“Toll pleaded guilty to the charge brought by Worksafe Victoria.
“We acknowledge the pain and loss this has caused to his family, friends and co-workers.
“Personally, and on behalf of the company, we again extend our sincerest condolences to Anthony’s family.
“Since this tragic incident further safety improvements have been made in our shipping operations to ensure we reduce the risk of anything like this ever happening again.”
The Australian Transport Safety Bureau (ATSB) used the incident as an example in it’s accident report in 2014. The Australian Trucking Association (ATA) highlighted the example as an approach that could be used to examine serious truck-related incidents.
The fatality occurred when the man was run over by a MAFi trailer while helping load a ship. The man was crushed to death. He had been placing rubber mats for the MAFIs to rest on while in transit.
The worker was wearing a high-visibility vest and earplugs at the time but still the driver did not see him.
A WorkSafe investigation revealed that the company had a number of procedures in place to ensure worker safety during these activities however these were inadequate according to WorkSafe.
Following the investigation WorkSafe explained,
“Critically, a key component of the safety procedures – that a fellow stevedore be positioned on the deck to assist with moving mats, directing the prime movers and watching for pedestrians – did not occur,” it says.
“There was no stevedore in position at the time of the incident.”
WorkSafe said the fine was a reflection of the terrible failure by the company to keep workers safe on the job. This fine should serve as a warning to all employers about the importance of putting workers safety first. The work safety authority had this to say about the court’s findings,
“Toll had a system in place to manage the serious risks associated with loading and unloading its ships but some of its procedures were inadequate and the most critical part of all – having a second pair of eyes on the deck – was not enforced,” Williams says.
“Toll knew the risks its employees faced working in and around MAFIs but failed to manage them appropriately.”
“It was a catastrophic failure that led to a worker dying in the most horrible of circumstances, and traumatising all the people who tried so hard to save him.

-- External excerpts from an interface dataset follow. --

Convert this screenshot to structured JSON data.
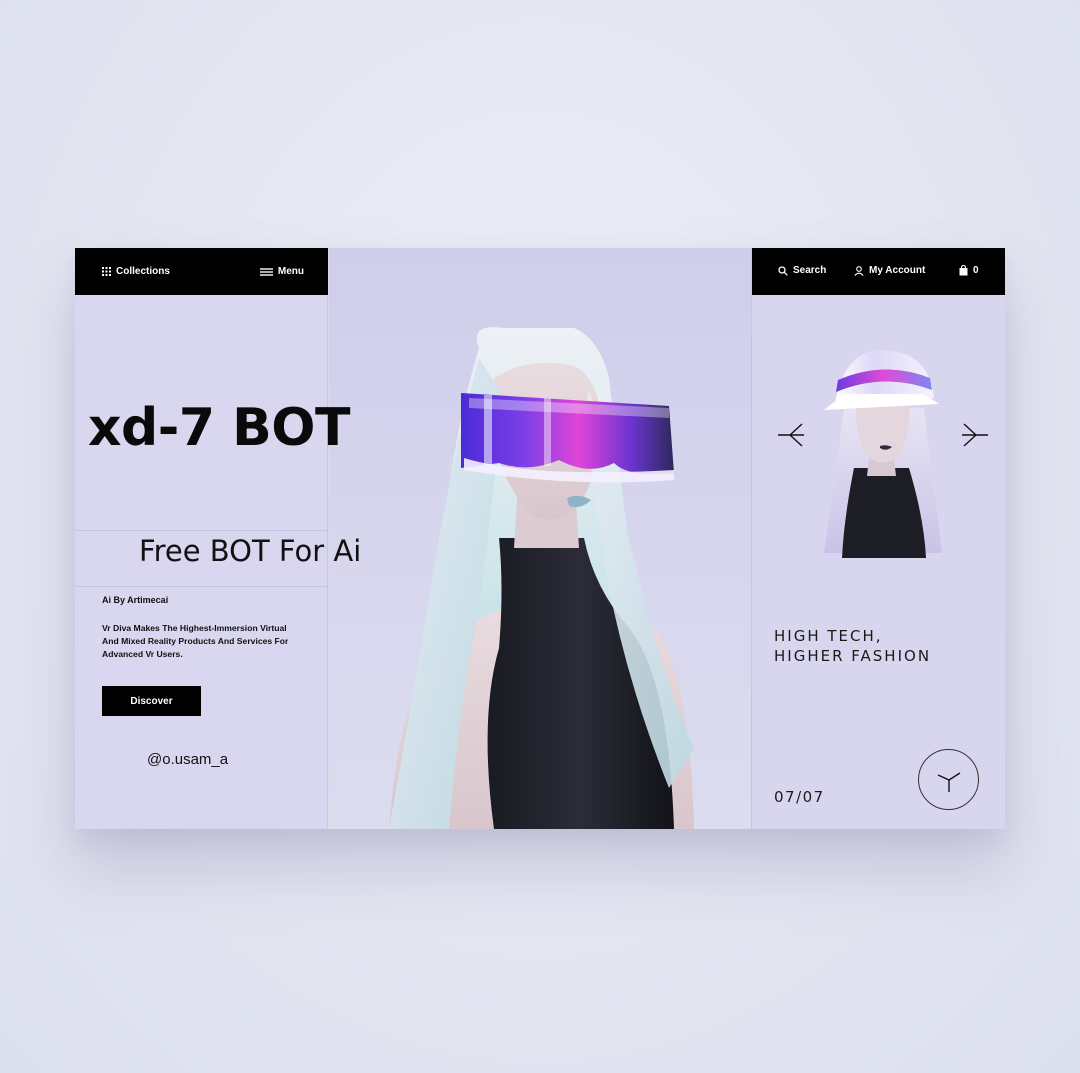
{
  "nav": {
    "collections_label": "Collections",
    "menu_label": "Menu",
    "search_label": "Search",
    "account_label": "My Account",
    "cart_count": "0"
  },
  "hero": {
    "title": "xd-7 BOT",
    "subtitle": "Free BOT For Ai"
  },
  "intro": {
    "ai_by": "Ai By Artimecai",
    "description_line1": "Vr Diva Makes The Highest-Immersion Virtual",
    "description_line2": "And Mixed Reality Products And Services For",
    "description_line3": "Advanced Vr Users.",
    "cta_label": "Discover",
    "handle": "@o.usam_a"
  },
  "side": {
    "tagline_line1": "HIGH TECH,",
    "tagline_line2": "HIGHER FASHION",
    "counter": "07/07"
  },
  "colors": {
    "bar_bg": "#000000",
    "panel_bg": "#d8d7ef",
    "page_bg": "#e4e6f2",
    "visor_accent": "#b23bd8"
  }
}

“The court’s decision reflects this, and is a stark reminder to all employers that the safety of their employees must be paramount at all times.”